Thursday, March 31, 2011

Wanda Koop article out in today's Post


Going to the Wanda Koop survey at the National Gallery last month--an experience I recommend--the relative brevity of my time in the art world, and my limitation to certain art centres during that time, came to the fore. I had only ever seen Koop's paintings in Toronto dealer shows, really, and they were all fairly small--four feet at the widest, I'd say. So it was a shock for me to go into the galleries in Ottawa and see what Koop's main production has been over the past 30 years: massive, eight-foot-wide-and-wider canvases.

I talk about that experience of surprise today in the National Post. The article also covers some of the wonderful childhood artifacts Koop has in the exhibition, like a mod dollhouse she made for herself as a young teenager.

Here's an excerpt from the article:

Asked about this size surprise, Koop explains that those smaller works are "almost like residue" left over from her central, three-decade-long practice of making gigantic canvases and installations.

"For me, it's about intimacy," she says. "I think that the paintings [here] are to my scale. I start with really tiny notes and work up to something that I feel will involve the viewer -that the viewer looks at as an actual physical experience."

And yet, Koop is also eager to show off some of the more humble origins of her oeuvre, like a tiny cardboard dollhouse outfitted with miniscule orange shag carpets and inch-long Jackson Pollock- style paintings.
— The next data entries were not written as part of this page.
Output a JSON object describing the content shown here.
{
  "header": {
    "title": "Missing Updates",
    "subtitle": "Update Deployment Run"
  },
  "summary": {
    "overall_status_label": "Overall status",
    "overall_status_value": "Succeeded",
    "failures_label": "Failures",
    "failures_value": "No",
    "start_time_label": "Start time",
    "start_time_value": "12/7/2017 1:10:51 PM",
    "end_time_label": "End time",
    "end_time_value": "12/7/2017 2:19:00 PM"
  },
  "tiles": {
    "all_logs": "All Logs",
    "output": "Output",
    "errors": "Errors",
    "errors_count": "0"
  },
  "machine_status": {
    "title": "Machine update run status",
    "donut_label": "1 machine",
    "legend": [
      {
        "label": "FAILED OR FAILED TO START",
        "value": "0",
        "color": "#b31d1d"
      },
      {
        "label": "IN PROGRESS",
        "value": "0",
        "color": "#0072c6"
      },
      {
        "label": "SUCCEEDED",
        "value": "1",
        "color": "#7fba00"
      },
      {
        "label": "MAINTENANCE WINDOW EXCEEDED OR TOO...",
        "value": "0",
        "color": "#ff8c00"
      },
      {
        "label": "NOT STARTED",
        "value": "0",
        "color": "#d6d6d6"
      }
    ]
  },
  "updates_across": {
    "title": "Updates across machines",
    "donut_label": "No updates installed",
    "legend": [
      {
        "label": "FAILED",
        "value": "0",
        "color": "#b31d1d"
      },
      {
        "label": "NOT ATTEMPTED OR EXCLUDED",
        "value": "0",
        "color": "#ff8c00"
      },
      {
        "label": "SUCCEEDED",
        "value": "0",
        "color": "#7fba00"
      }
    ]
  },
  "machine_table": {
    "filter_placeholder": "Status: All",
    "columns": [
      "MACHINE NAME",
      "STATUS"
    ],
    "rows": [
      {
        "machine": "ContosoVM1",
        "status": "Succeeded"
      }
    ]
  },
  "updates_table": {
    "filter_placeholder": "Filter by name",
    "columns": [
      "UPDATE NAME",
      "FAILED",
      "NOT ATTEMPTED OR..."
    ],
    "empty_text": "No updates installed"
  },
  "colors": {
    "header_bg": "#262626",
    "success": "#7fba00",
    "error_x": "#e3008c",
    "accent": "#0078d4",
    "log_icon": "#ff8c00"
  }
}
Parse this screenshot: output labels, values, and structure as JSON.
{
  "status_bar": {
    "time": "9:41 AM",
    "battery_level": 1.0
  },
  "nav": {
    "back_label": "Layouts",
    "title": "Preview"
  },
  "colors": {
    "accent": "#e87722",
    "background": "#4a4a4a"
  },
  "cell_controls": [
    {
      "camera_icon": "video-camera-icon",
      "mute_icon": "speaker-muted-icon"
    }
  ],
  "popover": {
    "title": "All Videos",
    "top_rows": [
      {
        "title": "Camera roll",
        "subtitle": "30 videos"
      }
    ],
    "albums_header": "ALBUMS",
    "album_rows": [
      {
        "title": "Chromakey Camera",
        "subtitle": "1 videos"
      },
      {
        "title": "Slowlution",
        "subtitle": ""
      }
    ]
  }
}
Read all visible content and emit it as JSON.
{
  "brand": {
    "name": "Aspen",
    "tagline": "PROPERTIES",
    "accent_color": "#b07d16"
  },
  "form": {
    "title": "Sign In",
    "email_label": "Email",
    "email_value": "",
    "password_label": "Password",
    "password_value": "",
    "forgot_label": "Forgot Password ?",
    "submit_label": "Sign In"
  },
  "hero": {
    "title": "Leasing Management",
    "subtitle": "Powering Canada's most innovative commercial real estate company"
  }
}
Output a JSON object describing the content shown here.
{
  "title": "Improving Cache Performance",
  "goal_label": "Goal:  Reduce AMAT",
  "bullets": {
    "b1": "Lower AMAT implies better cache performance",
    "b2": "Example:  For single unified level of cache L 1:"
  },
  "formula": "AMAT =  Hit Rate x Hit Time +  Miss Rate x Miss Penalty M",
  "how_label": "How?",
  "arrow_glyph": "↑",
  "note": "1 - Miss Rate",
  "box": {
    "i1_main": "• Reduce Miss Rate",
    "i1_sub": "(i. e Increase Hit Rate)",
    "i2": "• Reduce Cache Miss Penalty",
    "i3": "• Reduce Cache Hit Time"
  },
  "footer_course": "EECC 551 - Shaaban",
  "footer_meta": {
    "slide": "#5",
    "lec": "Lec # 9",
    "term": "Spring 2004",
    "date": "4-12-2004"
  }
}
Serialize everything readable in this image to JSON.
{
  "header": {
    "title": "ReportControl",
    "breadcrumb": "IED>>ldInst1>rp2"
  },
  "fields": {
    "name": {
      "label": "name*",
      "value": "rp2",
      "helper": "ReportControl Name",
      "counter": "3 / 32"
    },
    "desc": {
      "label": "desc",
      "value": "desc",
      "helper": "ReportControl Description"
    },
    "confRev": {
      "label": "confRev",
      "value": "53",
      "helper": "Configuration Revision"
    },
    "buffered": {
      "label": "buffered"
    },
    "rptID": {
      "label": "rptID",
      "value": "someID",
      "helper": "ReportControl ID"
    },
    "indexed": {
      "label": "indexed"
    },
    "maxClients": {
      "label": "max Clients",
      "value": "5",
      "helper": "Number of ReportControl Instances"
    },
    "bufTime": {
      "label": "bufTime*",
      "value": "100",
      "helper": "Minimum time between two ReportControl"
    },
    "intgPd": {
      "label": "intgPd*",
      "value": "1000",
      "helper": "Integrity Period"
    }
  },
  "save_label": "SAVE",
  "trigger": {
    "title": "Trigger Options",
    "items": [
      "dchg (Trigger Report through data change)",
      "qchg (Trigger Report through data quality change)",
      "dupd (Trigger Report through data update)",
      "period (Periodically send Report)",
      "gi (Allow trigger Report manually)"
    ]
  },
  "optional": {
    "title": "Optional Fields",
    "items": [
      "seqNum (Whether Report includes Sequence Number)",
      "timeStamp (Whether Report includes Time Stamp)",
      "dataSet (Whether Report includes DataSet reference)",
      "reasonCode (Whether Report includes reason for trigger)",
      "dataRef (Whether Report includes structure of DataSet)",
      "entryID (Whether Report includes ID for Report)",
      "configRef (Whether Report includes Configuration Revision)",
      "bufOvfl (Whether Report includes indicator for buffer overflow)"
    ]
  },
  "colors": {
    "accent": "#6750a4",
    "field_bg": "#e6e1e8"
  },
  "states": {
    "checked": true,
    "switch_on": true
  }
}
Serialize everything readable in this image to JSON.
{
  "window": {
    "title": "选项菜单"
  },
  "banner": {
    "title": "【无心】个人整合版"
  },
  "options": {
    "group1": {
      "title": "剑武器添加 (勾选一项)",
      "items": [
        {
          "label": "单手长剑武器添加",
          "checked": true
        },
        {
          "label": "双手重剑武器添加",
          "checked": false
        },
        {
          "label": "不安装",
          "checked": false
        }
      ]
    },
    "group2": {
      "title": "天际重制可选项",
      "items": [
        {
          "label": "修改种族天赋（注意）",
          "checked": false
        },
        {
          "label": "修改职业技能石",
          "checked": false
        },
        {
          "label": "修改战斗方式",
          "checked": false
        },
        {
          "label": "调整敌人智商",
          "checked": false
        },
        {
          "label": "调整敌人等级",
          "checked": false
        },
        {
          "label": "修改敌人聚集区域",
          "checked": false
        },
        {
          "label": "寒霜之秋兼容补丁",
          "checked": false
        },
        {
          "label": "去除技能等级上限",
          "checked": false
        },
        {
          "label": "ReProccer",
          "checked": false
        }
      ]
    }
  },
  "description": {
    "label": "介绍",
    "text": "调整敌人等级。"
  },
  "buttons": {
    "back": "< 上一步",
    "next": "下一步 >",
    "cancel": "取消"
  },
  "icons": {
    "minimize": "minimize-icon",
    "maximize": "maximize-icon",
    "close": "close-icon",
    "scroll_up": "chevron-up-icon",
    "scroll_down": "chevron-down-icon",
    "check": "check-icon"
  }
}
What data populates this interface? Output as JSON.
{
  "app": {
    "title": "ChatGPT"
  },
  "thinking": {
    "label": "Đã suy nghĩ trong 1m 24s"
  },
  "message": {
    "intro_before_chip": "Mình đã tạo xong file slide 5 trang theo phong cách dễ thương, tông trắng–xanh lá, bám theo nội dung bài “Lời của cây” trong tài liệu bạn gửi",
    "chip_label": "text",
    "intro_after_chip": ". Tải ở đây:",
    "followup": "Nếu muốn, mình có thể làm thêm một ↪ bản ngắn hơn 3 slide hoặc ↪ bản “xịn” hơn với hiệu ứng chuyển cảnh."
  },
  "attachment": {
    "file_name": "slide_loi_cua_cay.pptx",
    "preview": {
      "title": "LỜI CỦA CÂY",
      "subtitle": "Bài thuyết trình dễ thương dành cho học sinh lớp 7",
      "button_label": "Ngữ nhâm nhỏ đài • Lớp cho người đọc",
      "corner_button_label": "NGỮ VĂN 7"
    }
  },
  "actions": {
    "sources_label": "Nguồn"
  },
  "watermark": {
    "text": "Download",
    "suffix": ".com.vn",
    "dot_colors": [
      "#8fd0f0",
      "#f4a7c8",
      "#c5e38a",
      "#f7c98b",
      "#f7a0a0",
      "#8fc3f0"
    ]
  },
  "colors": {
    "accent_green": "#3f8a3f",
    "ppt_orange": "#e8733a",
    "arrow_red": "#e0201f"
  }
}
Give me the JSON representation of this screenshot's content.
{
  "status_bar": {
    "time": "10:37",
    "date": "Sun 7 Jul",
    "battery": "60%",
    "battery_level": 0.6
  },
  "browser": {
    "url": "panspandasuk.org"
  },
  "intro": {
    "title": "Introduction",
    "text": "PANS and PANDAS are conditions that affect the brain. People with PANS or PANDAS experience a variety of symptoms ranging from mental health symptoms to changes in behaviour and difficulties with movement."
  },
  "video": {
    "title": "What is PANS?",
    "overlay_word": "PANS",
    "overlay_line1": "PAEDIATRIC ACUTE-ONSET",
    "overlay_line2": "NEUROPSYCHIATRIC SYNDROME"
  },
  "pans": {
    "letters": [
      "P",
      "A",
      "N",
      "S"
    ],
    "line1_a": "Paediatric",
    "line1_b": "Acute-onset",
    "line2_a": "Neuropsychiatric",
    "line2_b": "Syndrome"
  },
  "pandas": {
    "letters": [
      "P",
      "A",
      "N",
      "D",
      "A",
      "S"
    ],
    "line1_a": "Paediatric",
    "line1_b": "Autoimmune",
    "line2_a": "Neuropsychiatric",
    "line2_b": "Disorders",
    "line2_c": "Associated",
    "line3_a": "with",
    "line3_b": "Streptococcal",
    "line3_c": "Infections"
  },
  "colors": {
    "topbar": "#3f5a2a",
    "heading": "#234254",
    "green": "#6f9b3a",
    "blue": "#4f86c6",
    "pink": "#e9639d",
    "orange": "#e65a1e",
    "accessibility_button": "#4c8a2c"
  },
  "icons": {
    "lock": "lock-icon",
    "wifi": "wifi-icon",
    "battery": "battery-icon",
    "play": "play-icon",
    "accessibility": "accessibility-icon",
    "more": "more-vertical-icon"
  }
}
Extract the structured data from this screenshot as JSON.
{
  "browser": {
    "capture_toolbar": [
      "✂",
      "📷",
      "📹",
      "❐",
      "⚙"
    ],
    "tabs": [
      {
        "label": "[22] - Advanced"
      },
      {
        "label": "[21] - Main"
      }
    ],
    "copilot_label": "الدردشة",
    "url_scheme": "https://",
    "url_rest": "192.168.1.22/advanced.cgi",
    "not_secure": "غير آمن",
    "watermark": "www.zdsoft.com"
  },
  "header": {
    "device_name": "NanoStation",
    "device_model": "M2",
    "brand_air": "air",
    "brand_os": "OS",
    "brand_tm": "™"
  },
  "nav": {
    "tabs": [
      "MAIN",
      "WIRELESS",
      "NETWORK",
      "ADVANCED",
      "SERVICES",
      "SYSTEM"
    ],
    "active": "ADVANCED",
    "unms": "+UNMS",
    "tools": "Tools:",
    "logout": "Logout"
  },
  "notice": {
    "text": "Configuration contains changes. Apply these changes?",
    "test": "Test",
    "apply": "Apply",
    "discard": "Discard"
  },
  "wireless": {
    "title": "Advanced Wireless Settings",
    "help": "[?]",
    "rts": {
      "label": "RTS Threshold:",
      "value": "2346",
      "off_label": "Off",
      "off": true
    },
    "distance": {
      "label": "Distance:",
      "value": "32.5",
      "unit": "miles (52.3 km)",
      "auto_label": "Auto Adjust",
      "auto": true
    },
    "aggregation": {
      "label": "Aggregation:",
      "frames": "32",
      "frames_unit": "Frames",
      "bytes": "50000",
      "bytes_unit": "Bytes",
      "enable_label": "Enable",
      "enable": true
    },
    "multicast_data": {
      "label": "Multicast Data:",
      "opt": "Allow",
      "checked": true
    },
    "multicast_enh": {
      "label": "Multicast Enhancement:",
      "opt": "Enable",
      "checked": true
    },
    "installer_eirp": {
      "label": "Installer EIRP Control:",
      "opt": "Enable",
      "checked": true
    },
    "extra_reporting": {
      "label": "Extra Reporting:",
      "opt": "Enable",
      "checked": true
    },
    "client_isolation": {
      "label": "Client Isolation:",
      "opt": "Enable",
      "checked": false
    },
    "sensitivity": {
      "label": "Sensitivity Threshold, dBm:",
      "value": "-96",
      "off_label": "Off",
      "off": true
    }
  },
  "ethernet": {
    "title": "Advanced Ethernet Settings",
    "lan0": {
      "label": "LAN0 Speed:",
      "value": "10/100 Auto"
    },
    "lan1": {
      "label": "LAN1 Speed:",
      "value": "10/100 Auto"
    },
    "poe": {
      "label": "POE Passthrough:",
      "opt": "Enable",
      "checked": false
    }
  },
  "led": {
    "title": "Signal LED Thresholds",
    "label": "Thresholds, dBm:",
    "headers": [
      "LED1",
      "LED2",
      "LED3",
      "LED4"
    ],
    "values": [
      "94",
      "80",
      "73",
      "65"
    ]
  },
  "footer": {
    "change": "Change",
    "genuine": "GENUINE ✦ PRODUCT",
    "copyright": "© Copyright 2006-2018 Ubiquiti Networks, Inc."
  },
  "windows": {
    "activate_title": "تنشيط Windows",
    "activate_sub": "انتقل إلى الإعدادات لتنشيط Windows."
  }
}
"This is a little house I made when I was 13 years old," says Koop, now 59. "It was called Roundhouse for One. It was my dream home. I grew up in a large family, and I'd just keep it under my bed and slide it out when I needed to go somewhere else."

That tiny teenage fantasia is one of hundreds of sketches, books, maquettes and photographs that cluster in what the gallery calls the survey's "studio room" -though Koop says, "I think of it more as my brain." In it are piles of split-second Post-it note drawings and tomes such as The Eye: A Natural History by Simon Ings.


Read on at the Post for more peeks at the show.

I'm sorry I didn't see the premiere of this show at the Winnipeg Art Gallery--Koop told me some kids from Art City, the youth-arts nonprofit that she founded, made a great mural for the show as well, unreproduced in the Ottawa exhibition.

(Image of Wanda Koop from Site Media Inc, which has recently released a beautifully shot documentary on the artist, KOOP)

2 comments:

Dr. Anja said...

I was most impressed by Koop's series Hybrid Human (2010) in the last room of the exhibition. It consists of a few large-scale paintings with tiny, solitary figures standing in front of an empty, monochrome screen, that is embedded on a bright red or green background. They are combined with a video projection, contemporary dance, and a sound piece. It shows on the one hand, how mediated our experiences are nowadays. On the other, we as the beholders really become part of the installation...

Leah Sandals said...

HI Anja,

Thanks for your comment. Yes, I think that room was a big surprise for a lot of people as well, given that it integrated video projection and paintings. Overall, I wasn't as taken with the results as some might have been. But it's definitely a big step for someone traditionally associated with painting. I also heard the performance on opening-night might have had a more visceral effect than the resulting projection.